The game’s soundtrack deserves a separate mention, as it’s probably one of the best we have heard this year in gaming. All of the game’s tunes are incredibly catchy, and it’s impossible to resist the urge to tap your foot in time with the music, something that Shantae herself does in her idle animation. With both graphics and soundtrack being so good, Shantae: Half-Genie Hero is truly a feast for both eyes and ears.
With excellent writing, level design, presentation, and soundtrack, Shantae: Half-Genie Hero is the perfect execution of the gameplay formula introduced by the original GameBoy Color game. Sure, the game doesn’t feature any true innovation, but when you’re having so much fun taking down bad guys while transformed into a cute elephant, that doesn’t really matter.
PlayStation Vita version tested. Code provided by the publisher.
The first thing that comes to mind when thinking about Shantae: Half-Genie Hero is fun. The platform game developed by WayForward is a true blast to play, thanks to a beautiful presentation, great writing and an excellent, varied gameplay experience that never feels stale, with plenty of optional content that makes everything even better. Topping some of the previous entries in the series was very hard, but WayForward managed to achieve it with Shantae: Half-Genie Hero, releasing one of the best platform games of the year, if not the very best.
- Excellent graphics and presentation
- Catchy soundtrack
- Humorous writing
- Great and varied level design
- Plenty of optional content

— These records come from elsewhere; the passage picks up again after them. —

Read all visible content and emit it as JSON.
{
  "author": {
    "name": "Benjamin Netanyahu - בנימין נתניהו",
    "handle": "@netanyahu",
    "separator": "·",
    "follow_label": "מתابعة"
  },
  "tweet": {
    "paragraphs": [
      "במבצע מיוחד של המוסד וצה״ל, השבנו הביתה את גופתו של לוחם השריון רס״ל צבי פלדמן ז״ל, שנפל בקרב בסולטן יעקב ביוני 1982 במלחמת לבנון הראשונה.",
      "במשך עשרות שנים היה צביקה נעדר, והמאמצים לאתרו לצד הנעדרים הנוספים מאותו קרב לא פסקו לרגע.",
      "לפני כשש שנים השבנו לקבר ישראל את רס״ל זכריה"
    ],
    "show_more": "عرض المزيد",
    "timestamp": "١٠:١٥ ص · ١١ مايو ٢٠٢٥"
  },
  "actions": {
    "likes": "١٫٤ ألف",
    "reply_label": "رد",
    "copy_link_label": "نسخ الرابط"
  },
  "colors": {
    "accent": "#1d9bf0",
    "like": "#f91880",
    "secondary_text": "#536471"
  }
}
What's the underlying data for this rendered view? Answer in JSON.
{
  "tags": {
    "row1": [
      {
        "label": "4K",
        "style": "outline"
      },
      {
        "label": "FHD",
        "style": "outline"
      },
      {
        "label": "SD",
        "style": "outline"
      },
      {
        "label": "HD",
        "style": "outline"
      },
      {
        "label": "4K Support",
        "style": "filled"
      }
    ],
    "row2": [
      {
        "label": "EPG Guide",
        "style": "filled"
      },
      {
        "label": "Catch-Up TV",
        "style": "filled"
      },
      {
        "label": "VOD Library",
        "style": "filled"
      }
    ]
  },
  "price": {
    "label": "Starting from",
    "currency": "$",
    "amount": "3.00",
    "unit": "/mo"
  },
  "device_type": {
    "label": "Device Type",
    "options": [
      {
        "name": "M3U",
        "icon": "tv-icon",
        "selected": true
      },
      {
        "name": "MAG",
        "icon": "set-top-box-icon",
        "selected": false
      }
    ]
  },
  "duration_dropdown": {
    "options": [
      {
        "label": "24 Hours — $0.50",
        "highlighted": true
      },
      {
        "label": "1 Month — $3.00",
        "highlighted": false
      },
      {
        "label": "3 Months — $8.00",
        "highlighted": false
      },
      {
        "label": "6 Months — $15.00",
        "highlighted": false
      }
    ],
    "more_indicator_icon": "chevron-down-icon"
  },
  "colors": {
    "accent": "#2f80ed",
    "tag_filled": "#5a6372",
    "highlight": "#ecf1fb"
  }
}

- While well executed, the gameplay formula isn't any different from previous entries
- Uneven performance on PlayStation Vita